A long-tail of four cities
Which cities search for which cities online? A place name can help refine search results to your local area – but is that more likely to be the searcher’s own location, or somewhere they are planning to go?
Google Trends data gives an insight into the issue, listing in relative terms the cities most likely to search for the designated keyword – including keywords that are, themselves, the names of cities.
If we look at four major British cities – London, Manchester, Liverpool and Birmingham – some of the results come as little surprise, while others have important lessons to teach us about optimising content for location-specific searches.
Unsurprisingly, the UK’s self-centric capital city dominates searches that include the word ‘London’ – even despite the outside interest generated by the London 2012 Olympic Games this year.
For searches conducted within England in 2012, Londoners conducted the most queries containing their own city name.
Even the runners-up are in the same general area, with Wembley, Poplar and Croydon accounting for 72%, 64% and 56% as many searches as those carried out within London itself.
Further down the list, we find major cities elsewhere in the country, including Birmingham and Bristol, who produce 19% as many ‘London’ queries each as the city itself, and Manchester close behind on 17%.
If London is led by a closely local search market, then Manchester is even more so – Birmingham produces just 7% as many ‘Manchester’ queries as Manchester itself, while even Londoners only search for the city 12% as often.
By contrast, the most frequent search locations outside of Manchester itself are Sale (81%), Salford (66%) and Stockport (62%) – showing this is a highly defined local search market.
As a result, geographically targeted SEO in the north-west city is arguably a much better prospect for companies targeting local customers with goods and services, as opposed to those trying to attract the tourism trade.
Liverpool, as a city, is a much more clearly defined urban area – and this is reflected in the data, with second-placed St Helens accounting for only 40% as many ‘Liverpool’ queries as the city itself.
Manchester barely makes double figures on 11%, and the remaining search markets for Liverpool-based queries are very small in relative terms – London (8%), Leeds, Sheffield and Birmingham (5%), and Leicester (4%) complete the top ten.
Birmingham’s relatively central location may explain why it attracts interest both from the north-west and from the south-east, but these again are small markets – Manchester just 5% as many ‘Birmingham’ searches as the city itself, and London just 8%, matching the capital’s interest in Liverpool.
All of the above indicates that the trend towards local search is very much focused on tight regional geographies – people search for the place they are, not for the place they want to be.

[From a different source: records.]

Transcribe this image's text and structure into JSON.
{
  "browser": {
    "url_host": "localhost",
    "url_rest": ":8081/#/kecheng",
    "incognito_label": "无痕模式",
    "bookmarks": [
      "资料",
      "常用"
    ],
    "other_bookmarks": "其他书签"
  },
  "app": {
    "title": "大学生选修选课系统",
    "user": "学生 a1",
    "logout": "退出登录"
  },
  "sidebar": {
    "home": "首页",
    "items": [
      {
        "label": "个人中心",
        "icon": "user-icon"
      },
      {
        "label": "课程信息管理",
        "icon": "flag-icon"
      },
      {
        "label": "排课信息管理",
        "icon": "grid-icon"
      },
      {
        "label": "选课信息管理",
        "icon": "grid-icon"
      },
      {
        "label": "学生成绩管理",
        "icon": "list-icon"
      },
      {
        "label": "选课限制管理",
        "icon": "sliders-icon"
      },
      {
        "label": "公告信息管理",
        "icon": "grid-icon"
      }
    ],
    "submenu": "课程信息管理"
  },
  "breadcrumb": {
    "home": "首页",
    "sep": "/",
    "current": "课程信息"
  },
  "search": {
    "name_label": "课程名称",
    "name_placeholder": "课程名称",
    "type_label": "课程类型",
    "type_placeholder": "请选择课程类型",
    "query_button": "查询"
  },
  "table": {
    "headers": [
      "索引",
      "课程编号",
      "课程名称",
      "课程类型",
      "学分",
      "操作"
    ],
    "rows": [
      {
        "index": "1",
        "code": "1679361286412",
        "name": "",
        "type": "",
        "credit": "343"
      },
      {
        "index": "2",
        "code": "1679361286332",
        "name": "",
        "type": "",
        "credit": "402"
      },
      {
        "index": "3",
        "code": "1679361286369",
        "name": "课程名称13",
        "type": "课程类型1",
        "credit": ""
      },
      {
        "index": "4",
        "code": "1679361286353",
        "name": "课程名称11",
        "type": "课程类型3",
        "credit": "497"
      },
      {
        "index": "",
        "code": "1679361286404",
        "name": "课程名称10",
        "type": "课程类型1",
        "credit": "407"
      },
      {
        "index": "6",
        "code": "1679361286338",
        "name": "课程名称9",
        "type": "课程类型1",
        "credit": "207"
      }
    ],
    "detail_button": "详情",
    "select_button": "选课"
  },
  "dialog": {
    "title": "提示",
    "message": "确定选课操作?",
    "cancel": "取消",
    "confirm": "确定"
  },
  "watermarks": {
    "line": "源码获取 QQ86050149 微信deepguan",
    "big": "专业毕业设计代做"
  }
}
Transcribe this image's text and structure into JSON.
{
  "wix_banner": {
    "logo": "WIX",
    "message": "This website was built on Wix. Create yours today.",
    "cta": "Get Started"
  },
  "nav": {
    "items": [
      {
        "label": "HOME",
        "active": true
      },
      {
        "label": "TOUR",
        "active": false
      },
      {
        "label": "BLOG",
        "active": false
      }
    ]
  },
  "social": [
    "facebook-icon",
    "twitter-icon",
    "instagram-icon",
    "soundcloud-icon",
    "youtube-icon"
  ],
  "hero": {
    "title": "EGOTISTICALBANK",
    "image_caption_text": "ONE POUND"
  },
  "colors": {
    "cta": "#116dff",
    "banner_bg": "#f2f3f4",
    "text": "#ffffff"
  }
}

It’s a reminder of the transactional nature of the internet, and the desire many searchers have to locate goods, services and entertainment close to home.
Meanwhile, for those in the tourism industry, it seems wise to suggest an intelligent long-tail approach to on-page SEO, as much search traffic is likely to be coupling your place name with a venue, activity or other form of entertainment.
Written by Rob Henry